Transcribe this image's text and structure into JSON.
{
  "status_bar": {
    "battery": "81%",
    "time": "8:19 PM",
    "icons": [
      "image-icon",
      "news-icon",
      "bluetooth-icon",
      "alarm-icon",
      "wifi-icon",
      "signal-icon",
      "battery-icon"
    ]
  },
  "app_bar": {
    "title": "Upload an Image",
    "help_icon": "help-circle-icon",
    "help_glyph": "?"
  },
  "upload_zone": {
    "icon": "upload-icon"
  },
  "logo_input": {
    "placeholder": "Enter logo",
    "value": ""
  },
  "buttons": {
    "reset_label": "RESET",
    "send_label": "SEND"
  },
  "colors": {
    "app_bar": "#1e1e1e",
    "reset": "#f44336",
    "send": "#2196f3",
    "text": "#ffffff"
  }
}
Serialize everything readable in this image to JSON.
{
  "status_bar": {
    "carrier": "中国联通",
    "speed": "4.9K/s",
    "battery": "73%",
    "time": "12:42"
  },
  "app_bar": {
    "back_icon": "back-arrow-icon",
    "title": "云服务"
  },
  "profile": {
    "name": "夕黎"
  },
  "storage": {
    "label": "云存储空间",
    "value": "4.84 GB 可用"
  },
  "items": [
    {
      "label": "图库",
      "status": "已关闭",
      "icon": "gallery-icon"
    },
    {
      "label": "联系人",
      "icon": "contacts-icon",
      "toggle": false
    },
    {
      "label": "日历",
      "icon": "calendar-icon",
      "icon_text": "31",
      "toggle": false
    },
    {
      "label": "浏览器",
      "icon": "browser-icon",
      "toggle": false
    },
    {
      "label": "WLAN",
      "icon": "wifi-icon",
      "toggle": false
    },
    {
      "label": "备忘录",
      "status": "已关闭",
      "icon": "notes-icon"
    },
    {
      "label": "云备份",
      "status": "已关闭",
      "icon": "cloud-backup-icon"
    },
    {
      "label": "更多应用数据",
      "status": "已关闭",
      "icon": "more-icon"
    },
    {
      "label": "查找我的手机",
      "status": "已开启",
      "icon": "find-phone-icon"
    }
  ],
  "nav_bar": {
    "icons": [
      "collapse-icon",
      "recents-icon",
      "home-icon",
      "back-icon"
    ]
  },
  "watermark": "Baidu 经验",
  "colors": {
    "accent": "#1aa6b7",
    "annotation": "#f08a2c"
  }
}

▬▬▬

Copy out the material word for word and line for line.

• [Response to this task]:
Transcribe this image's text and structure into JSON.
{
  "status_bar": {
    "battery": "81%",
    "time": "8:19 PM",
    "icons": [
      "image-icon",
      "news-icon",
      "bluetooth-icon",
      "alarm-icon",
      "wifi-icon",
      "signal-icon",
      "battery-icon"
    ]
  },
  "app_bar": {
    "title": "Upload an Image",
    "help_icon": "help-circle-icon",
    "help_glyph": "?"
  },
  "upload_zone": {
    "icon": "upload-icon"
  },
  "logo_input": {
    "placeholder": "Enter logo",
    "value": ""
  },
  "buttons": {
    "reset_label": "RESET",
    "send_label": "SEND"
  },
  "colors": {
    "app_bar": "#1e1e1e",
    "reset": "#f44336",
    "send": "#2196f3",
    "text": "#ffffff"
  }
}
Serialize everything readable in this image to JSON.
{
  "status_bar": {
    "carrier": "中国联通",
    "speed": "4.9K/s",
    "battery": "73%",
    "time": "12:42"
  },
  "app_bar": {
    "back_icon": "back-arrow-icon",
    "title": "云服务"
  },
  "profile": {
    "name": "夕黎"
  },
  "storage": {
    "label": "云存储空间",
    "value": "4.84 GB 可用"
  },
  "items": [
    {
      "label": "图库",
      "status": "已关闭",
      "icon": "gallery-icon"
    },
    {
      "label": "联系人",
      "icon": "contacts-icon",
      "toggle": false
    },
    {
      "label": "日历",
      "icon": "calendar-icon",
      "icon_text": "31",
      "toggle": false
    },
    {
      "label": "浏览器",
      "icon": "browser-icon",
      "toggle": false
    },
    {
      "label": "WLAN",
      "icon": "wifi-icon",
      "toggle": false
    },
    {
      "label": "备忘录",
      "status": "已关闭",
      "icon": "notes-icon"
    },
    {
      "label": "云备份",
      "status": "已关闭",
      "icon": "cloud-backup-icon"
    },
    {
      "label": "更多应用数据",
      "status": "已关闭",
      "icon": "more-icon"
    },
    {
      "label": "查找我的手机",
      "status": "已开启",
      "icon": "find-phone-icon"
    }
  ],
  "nav_bar": {
    "icons": [
      "collapse-icon",
      "recents-icon",
      "home-icon",
      "back-icon"
    ]
  },
  "watermark": "Baidu 经验",
  "colors": {
    "accent": "#1aa6b7",
    "annotation": "#f08a2c"
  }
}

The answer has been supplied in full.